If you’re reading this it’s because you want what all good parents want: children to grow up as happy, successful adults. But how do you go about that? Scientific research shows there are actually a few keys to raising happy kids:
1) Give crazy love.
“It’s not possible to spoil a child with love,” writes Laurence Steinberg, Ph.D., in the book, The Ten Basic Principles of Good Parenting (Simon and Schuster; 2005). Steinberg’s work is based on some 75 years of social science research. “What we often think of as the product of spoiling a child is never the result of showing a child too much love,” he says. “It’s usually the consequence of giving a child things in place of love — things like leniency, lowered expectations or material possessions.”
Hold your baby as much as possible; respond with empathy to his cries; read aloud to him. As he grows snuggle, hug, laugh and tell him you love him. Giving your child love that never quits is an inoculation against misery.
2) Don’t hit him.
Steinberg says research shows that children who are spanked, hit or slapped will be more prone to fighting with others. “They’re more likely to be bullies and more likely to use aggression to solve disputes with others,” he says. When needing to discipline your child, instead of spanking or yelling harshly, stay calm and use time out for younger children. If you feel your child’s too old for time out, then removing privileges works well. Avoid aggression as best you can, aim for consistency and keep your word.
3) Get him connected.
Emotionally healthy children come from homes where the family is connected to the community, Steinberg says. Kids being connected to you, to relatives, to friends and neighbors, to a church, even to pets is everything. “A connected childhood is the key to happiness,” Steinberg says. In a National Longitudinal Study of Adolescent Health involving nearly 90,000 teens, the feeling of being loved, understood and wanted was the biggest protector against emotional distress.
Give your children chances to connect with others. Social connections are an incredibly important — if not most important — contributor to happiness; the more connections your child makes, the better, Steinberg says.
4) Know your child.

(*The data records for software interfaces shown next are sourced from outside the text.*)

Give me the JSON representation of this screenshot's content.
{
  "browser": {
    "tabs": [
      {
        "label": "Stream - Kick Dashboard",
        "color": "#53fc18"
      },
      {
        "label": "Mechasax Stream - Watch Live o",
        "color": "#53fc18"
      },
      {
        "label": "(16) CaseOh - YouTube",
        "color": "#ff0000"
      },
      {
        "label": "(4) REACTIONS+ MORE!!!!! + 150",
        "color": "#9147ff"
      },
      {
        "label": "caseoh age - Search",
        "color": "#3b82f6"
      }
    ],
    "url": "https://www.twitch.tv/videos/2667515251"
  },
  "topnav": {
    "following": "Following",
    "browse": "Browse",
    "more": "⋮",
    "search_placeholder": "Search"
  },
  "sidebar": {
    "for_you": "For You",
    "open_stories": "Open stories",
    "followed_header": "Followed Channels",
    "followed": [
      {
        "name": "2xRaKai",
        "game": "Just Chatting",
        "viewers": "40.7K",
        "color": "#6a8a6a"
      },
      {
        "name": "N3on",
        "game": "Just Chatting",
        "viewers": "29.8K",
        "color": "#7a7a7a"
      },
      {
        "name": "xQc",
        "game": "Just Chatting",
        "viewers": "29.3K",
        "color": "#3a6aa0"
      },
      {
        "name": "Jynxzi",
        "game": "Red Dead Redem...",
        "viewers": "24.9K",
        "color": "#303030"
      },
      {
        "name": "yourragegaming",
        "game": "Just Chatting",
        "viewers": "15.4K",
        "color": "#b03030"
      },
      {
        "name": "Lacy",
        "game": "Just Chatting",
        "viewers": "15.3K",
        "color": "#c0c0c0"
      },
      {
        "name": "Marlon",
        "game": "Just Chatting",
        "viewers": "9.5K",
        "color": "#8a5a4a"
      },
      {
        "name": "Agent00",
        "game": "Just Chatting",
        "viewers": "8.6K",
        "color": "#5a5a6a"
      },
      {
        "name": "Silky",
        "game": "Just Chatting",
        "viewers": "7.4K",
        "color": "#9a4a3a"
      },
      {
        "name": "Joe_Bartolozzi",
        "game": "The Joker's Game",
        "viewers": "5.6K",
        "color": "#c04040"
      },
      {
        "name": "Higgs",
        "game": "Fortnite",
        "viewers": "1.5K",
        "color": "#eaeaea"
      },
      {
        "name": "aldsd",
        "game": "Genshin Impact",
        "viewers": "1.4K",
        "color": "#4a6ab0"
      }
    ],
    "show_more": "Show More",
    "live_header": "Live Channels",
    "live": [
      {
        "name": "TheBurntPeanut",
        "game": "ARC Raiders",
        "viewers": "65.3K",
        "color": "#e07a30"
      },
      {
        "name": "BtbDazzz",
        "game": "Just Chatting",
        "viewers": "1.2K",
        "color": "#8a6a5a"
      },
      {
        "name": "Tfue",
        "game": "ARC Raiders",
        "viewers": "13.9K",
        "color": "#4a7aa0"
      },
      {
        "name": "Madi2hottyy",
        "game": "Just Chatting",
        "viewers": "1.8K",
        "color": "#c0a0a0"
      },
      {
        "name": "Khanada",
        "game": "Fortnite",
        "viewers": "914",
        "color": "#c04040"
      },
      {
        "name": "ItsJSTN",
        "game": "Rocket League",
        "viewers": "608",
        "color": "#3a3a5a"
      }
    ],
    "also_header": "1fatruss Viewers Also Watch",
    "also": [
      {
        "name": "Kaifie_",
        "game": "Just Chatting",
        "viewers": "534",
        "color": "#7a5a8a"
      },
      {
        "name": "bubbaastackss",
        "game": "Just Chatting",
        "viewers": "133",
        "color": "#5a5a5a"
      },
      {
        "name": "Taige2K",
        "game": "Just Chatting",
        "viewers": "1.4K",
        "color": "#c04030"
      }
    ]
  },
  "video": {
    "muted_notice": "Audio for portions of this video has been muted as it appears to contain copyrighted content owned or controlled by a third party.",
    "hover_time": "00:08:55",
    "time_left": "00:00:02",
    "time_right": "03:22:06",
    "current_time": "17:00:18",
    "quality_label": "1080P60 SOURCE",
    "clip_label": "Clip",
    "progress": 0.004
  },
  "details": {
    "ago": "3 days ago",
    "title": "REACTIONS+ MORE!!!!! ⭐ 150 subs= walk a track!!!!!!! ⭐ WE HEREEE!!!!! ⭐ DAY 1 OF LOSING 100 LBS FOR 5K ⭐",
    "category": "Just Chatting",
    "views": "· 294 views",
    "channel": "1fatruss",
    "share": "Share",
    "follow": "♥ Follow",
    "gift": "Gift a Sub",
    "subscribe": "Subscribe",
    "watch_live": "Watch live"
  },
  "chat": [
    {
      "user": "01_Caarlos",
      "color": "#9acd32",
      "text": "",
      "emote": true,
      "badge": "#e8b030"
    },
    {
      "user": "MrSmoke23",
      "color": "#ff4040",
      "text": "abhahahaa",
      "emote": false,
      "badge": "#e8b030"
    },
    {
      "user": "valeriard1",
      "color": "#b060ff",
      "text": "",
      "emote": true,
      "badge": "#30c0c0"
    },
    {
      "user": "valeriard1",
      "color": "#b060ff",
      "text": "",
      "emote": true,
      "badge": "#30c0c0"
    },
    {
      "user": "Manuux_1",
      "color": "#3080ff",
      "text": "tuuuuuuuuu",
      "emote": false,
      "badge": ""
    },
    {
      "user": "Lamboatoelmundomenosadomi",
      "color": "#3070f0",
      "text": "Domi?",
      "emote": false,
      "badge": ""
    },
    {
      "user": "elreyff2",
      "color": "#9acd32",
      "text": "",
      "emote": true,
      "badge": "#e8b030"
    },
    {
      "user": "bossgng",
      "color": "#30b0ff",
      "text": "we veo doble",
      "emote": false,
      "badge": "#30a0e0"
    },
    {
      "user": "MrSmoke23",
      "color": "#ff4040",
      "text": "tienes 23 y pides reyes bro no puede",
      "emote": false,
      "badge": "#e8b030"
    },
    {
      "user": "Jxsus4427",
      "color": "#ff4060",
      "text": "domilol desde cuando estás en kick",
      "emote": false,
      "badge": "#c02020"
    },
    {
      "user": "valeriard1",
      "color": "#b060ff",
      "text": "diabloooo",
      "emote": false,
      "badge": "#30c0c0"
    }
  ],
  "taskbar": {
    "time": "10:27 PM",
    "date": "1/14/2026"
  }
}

Parenting’s not a one-size-fits-all endeavor, experts say. If you tailor your parenting style to your child’s personality, he’ll have less anxiety and depression than his peers says a 2011 study in the Journal of Abnormal Child Psychology. Some kids, especially those who are very shy or who have trouble managing their emotions, may need extra help from Mom and Dad.
Happy kids are often those who have mastered some kind of skill, Steinberg says. So, if your toddler wants to throw a ball to you, keep practicing from time to time so he can experience the joy of succeeding due to his efforts. As your child gets bigger, follow his lead toward things that interest him and make sure it’s HIS lead and not YOUR choice. Make sure your child is practicing something he truly enjoys or he won’t be as happy about his success.
5) Time for play.
You may provide plenty of play time for your younger kids, but keep it up as your child gets into his school years, say the authors of The American Journal of Play. So many kids have non-stop structured days with school, sports, homework and activities; it’s smart for parents to remember that kids are kids. We know that lack of play affects emotional development, leading to the rise of anxiety, depression, attention problems and self-control. Rethink your child’s busy schedule to be sure he has time for himself and free play where he chooses to do what he wants when he wants. And if your sports-playing child doesn’t want to go to practice or isn’t enjoying the activities you’ve signed him up for, take it as a sign that he’s not doing what he really wants to do after all.
6) Lighten up.
Because kids absorb everything from us, our moods matter. Happy parents are likely to have happy kids, while children of depressed parents suffer twice the average rate of depression, Steinberg observes. One of the best things you can do for your child’s emotional well-being is to take care of your own. Joking and being playful with kids helps set them up for social success, according to research. And while you don’t have to be a comedian to raise happy kids, you don’t want your own depression to ruin their chance for happiness: Research suggests that depressed moms struggle with parenting and even show muted responses to their babies’ cries compared to healthy moms. Depressed moms with negative parenting styles may also contribute to their children’s stress. Get help for yourself if you know you are struggling.
7) Have faith.
An extensive 2007 survey by the Associated Press (AP) and MTV found that people ages 13 - 24 who described themselves as very spiritual or religious tended to be happier than those who weren’t. The poll’s mission was to find out what makes young people happy. About 75 percent of those surveyed said God or a higher power had some impact on their happiness. It could be said then that among kids, godliness contributes to happiness. That’s good food for thought for moms and dads. While the AP survey is seven years old today, times may have changed, but the innate needs of our kids sure don’t.